What is interesting is that we have been talking about this stuff for a year and a half already (when BTC was 3500-ish), but he never took the plunge. Once there was a little social proof through the discussion, it took minutes to make the decision.
A lot of what holds people out of investing isn't necessarily the lack of funds, it is the lack of support to make the move and the feeling that one is alone as an investor. This increases the personal responsibility, but also the feeling of risk. When there is a group of close friends doing similar, there is more sense of the, "win together, fail together" mentality as well as a bit of peer pressure and FOMO.
With more open discussion around topics, the topics themselves lose their taboo status and get normalized in society. When this is applied to the hidden pain points of our life like financial issues, it demystifies the processes as well as allows people an open forum to discuss and develop their own opinions and methodology. I think open discussion is a major strength of Hive as it brings all kinds of people into the fold as a community and encourages them to discover what many people never do - Investing isn't scary.
There are risks of course, but as long as one has a good understanding, the potential for loss is a known limit - with the potential for gain being the unknown variable. You can only lose what you put in and if one only plays with value that they are already willing t lose completely - there is no reason to fear.
What was also interesting in the discussion is that the person who had bought BTC earlier was really enjoying the game of investing - the looking at the apps and the price and speculating on the ups and downs.

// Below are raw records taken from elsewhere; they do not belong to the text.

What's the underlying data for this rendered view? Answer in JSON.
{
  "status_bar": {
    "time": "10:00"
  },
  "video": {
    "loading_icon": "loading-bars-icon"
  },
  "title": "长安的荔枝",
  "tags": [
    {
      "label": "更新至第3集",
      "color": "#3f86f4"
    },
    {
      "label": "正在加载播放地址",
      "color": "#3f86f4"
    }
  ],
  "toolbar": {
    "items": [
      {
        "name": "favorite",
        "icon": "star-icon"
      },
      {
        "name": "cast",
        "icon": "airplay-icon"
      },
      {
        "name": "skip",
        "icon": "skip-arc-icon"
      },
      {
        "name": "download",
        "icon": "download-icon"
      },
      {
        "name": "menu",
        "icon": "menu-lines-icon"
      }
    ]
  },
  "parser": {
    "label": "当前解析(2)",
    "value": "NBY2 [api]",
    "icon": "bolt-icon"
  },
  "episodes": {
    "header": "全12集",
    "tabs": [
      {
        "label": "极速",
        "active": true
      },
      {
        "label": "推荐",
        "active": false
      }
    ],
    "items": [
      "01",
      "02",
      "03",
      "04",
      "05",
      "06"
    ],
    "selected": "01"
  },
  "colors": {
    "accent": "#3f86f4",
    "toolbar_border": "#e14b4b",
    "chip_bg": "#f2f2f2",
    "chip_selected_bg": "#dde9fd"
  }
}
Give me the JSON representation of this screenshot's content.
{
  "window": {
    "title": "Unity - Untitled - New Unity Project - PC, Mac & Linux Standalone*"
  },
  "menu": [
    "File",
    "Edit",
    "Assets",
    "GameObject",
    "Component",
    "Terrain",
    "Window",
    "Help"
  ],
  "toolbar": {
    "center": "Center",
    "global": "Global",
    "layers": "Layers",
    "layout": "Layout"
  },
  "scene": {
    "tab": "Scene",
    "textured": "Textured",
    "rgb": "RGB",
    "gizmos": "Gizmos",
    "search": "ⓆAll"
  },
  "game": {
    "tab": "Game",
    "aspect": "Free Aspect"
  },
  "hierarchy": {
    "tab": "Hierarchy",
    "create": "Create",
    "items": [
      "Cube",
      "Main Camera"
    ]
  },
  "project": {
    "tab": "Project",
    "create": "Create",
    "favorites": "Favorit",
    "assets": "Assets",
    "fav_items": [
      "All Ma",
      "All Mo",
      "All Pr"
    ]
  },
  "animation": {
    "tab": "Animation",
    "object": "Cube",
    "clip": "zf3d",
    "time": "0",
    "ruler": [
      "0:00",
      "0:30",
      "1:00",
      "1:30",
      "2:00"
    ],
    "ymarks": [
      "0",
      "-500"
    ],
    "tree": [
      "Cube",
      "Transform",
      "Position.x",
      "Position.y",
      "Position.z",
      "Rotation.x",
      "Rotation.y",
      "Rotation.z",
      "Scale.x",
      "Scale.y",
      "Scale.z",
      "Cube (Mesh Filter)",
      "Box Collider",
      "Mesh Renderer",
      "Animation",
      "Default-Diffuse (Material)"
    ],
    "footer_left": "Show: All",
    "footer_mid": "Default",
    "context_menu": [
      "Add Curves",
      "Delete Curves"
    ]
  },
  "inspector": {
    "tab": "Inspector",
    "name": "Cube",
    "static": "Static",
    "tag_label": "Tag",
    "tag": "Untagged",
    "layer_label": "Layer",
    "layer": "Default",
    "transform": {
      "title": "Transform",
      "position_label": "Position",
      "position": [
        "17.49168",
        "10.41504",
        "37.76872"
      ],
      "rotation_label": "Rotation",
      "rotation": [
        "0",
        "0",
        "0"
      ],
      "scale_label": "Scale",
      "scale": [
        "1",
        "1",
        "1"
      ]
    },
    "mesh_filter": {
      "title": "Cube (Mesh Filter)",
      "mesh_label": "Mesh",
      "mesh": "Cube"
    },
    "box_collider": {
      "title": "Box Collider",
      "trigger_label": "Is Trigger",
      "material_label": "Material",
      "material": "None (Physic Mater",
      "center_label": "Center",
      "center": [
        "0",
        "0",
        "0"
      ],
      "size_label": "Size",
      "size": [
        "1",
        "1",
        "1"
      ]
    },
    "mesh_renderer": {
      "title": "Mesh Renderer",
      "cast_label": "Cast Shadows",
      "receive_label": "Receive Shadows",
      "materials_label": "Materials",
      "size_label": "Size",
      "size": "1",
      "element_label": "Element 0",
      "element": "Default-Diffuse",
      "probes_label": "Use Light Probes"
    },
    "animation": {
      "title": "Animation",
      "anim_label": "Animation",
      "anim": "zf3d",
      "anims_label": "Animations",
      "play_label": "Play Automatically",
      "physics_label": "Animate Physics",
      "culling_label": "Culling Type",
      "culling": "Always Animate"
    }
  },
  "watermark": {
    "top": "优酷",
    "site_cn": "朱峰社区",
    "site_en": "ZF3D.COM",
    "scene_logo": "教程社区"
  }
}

He said that for the amount he put in, even if he loses it all, he has enjoyed the learning about the scene and loves the ability to interact more directly with his investment more often.
Again, a good sign for the future of Hive, where ownership and active participation is encouraged and counted as part of the investment.
[ Gen1: Hive ]
Posted Using LeoFinance